Policy changes, particularly those related to healthcare funding and insurance reimbursements, will also play a significant role in shaping NP compensation. Changes in healthcare policies can impact the financial capabilities of healthcare facilities, which in turn affects how they compensate their staff.

  • For instance, increased insurance reimbursements for NP-provided services could lead to higher salaries and better compensation packages.
  • Conversely, budget cuts or reduced reimbursements could put pressure on salaries and benefits.

The future of NP compensation is not just about the numbers; it’s also about recognizing the value and impact of NPs in the healthcare system. As NPs continue to take on more responsibilities and play a larger role in patient care, their compensation should reflect their growing importance.

  • This recognition might come in the form of higher base salaries, better incentive structures, and more comprehensive benefits packages.
  • Additionally, there could be a greater emphasis on career development opportunities, allowing NPs to advance their skills and expertise.

In conclusion, the future of NP compensation is likely to be characterized by growth and change. By staying informed and adaptable, NPs can navigate these changes successfully, ensuring that their compensation continues to reflect their vital role in healthcare.

FAQ Section

What Determines the Rate of On-Call Compensation for Nurse Practitioners?

The rate of on-call compensation for nurse practitioners is influenced by several factors, including the healthcare facility’s location, the NP’s specialty, and the intensity of the on-call requirements. Urban facilities often offer higher rates due to a higher volume of emergency cases, and specialties with more frequent emergencies may command higher compensation.

How Does Experience Affect Nurse Practitioner Compensation?

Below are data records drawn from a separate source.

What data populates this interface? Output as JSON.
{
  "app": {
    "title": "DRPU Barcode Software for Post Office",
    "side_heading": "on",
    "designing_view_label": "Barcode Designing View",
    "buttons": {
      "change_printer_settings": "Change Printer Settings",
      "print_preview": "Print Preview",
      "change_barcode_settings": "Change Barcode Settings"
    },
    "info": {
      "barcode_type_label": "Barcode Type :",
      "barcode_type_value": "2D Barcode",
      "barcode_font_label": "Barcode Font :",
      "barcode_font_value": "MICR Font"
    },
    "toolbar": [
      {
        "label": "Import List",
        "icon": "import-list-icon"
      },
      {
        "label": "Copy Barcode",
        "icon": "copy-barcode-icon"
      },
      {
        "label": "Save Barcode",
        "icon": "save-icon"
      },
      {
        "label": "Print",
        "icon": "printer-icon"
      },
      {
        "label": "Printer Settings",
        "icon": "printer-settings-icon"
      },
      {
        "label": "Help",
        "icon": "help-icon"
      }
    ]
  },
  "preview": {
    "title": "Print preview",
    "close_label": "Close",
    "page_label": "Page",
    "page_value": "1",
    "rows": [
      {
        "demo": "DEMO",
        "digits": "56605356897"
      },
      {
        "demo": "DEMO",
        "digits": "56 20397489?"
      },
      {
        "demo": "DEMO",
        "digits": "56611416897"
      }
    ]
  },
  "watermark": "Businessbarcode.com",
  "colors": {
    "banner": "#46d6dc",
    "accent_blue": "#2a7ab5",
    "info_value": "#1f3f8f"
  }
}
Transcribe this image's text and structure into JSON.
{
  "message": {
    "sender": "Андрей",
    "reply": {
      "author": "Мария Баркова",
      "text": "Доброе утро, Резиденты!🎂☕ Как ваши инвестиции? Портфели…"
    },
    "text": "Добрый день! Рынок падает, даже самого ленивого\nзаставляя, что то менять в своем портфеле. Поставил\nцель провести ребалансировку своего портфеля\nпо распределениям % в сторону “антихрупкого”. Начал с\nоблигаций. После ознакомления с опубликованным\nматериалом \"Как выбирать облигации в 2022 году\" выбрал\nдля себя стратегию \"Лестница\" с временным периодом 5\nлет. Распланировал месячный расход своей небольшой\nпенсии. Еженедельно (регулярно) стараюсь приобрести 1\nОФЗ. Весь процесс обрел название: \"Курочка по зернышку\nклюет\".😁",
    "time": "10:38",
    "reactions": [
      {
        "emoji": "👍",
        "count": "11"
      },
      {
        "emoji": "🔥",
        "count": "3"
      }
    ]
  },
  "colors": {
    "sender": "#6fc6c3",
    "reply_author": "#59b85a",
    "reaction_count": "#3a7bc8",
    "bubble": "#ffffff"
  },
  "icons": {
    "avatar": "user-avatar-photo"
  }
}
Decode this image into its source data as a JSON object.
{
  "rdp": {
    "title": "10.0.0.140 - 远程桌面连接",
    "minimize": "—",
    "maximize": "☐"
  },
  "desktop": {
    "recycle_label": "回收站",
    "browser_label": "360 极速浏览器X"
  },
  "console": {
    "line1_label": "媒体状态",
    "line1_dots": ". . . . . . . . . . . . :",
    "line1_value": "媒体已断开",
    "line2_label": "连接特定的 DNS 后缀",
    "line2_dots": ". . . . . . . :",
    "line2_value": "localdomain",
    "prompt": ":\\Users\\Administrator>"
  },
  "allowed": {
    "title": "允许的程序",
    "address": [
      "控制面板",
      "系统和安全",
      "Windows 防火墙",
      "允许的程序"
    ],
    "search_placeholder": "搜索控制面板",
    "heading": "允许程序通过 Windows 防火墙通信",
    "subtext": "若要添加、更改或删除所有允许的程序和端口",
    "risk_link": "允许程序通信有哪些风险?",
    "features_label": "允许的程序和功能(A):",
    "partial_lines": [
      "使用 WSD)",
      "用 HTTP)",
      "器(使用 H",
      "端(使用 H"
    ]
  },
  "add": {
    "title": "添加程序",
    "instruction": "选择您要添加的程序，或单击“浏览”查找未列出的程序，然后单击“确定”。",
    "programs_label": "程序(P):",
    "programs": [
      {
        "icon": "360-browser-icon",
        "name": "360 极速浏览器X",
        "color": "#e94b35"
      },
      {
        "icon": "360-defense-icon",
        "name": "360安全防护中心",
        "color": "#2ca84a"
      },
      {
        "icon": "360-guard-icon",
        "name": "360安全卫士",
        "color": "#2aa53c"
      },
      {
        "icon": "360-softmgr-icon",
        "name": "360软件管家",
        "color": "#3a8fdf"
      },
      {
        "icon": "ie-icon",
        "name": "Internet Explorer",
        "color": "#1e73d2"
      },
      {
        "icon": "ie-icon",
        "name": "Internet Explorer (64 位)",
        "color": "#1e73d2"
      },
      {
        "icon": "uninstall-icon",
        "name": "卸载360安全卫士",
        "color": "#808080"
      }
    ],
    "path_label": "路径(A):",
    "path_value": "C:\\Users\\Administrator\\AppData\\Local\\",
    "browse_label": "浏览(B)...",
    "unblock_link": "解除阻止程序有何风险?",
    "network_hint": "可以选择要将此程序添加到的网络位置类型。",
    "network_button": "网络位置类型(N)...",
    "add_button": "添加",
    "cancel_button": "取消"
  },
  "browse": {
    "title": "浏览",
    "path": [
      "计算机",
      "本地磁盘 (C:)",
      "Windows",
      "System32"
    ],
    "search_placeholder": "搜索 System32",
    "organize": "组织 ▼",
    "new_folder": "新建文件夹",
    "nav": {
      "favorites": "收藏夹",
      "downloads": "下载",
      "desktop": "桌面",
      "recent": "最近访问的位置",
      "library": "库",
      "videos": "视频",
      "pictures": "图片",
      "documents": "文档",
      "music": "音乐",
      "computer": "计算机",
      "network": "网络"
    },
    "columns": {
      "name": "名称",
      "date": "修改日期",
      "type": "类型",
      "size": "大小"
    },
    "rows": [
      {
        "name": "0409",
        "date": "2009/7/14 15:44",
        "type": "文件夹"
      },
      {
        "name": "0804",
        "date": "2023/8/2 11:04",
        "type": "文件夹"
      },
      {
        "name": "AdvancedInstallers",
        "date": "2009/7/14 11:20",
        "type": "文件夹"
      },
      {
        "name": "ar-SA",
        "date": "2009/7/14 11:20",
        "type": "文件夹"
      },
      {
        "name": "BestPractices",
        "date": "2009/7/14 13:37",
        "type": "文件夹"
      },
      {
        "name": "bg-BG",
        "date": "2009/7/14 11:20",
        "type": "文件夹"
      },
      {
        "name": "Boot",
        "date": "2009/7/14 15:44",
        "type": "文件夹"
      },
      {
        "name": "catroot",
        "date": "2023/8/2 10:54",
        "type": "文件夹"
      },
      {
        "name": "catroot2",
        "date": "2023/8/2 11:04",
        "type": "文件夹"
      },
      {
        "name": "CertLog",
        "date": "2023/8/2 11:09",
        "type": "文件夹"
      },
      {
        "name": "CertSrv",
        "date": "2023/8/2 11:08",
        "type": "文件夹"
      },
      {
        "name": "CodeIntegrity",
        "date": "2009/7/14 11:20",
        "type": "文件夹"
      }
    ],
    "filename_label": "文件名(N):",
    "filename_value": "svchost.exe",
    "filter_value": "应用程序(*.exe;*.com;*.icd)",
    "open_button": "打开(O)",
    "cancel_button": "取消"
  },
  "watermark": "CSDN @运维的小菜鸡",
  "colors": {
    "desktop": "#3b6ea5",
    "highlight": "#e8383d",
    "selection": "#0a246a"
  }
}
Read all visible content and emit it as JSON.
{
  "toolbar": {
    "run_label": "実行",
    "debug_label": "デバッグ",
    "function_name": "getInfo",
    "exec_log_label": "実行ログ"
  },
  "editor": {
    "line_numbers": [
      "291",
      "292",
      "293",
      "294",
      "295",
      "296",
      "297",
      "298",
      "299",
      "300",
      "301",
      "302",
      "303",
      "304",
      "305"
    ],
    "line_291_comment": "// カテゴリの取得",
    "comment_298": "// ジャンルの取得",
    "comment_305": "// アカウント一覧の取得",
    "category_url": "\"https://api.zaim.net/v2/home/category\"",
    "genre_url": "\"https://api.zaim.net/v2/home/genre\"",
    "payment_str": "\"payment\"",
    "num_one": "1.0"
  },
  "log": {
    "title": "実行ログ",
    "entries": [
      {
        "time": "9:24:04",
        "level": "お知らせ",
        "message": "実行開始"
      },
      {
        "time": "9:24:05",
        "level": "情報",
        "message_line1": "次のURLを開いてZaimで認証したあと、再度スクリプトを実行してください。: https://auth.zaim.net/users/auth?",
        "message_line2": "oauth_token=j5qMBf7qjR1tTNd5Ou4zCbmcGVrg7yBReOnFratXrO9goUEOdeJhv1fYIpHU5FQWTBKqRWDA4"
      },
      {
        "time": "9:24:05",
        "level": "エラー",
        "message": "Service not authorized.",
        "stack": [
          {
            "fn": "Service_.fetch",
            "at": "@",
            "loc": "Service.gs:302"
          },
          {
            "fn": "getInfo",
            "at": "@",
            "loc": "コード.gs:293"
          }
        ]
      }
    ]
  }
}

Experience significantly impacts nurse practitioner compensation. More experienced NPs typically have a deeper understanding of patient care, can handle complex cases more efficiently, and provide mentorship, which often translates into higher salaries and better compensation packages.

Are There Differences in Compensation for Nurse Practitioners in Different Specialties?

Yes, compensation can vary across NP specialties. Specialties with higher demand or more complex care requirements, such as psychiatric mental health or acute care, often offer higher salaries compared to others like family practice. However, fair compensation practices advocate for equitable pay across all specialties.

Do Nurse Practitioners Receive Additional Benefits Apart from Salary?

Nurse practitioners often receive additional benefits apart from their salary, including health insurance, retirement plans, paid time off, and professional development opportunities. These benefits contribute significantly to job satisfaction and overall well-being.

How Will Future Healthcare Trends Affect Nurse Practitioner Compensation?

Future healthcare trends, such as increased demand for NPs due to an aging population and advancements in telemedicine, are likely to positively impact NP compensation. Policy changes and healthcare funding will also play a crucial role in shaping future compensation structures.


In conclusion, understanding and implementing fair compensation practices for nurse practitioners is essential in today’s evolving healthcare landscape. Recognizing the importance of factors like experience, location, specialty, and the inclusion of comprehensive benefits and incentives is crucial for equitable and competitive compensation packages. As the role of NPs continues to expand and become more integral in patient care, their compensation must reflect their invaluable contribution to the healthcare system.

Looking ahead, the future of NP compensation appears promising, with potential growth driven by increasing demand and evolving healthcare trends. It is imperative for healthcare facilities, policy makers, and NPs themselves to stay informed and adaptable to these changes, ensuring that compensation practices remain fair, competitive, and reflective of the critical role NPs play in healthcare.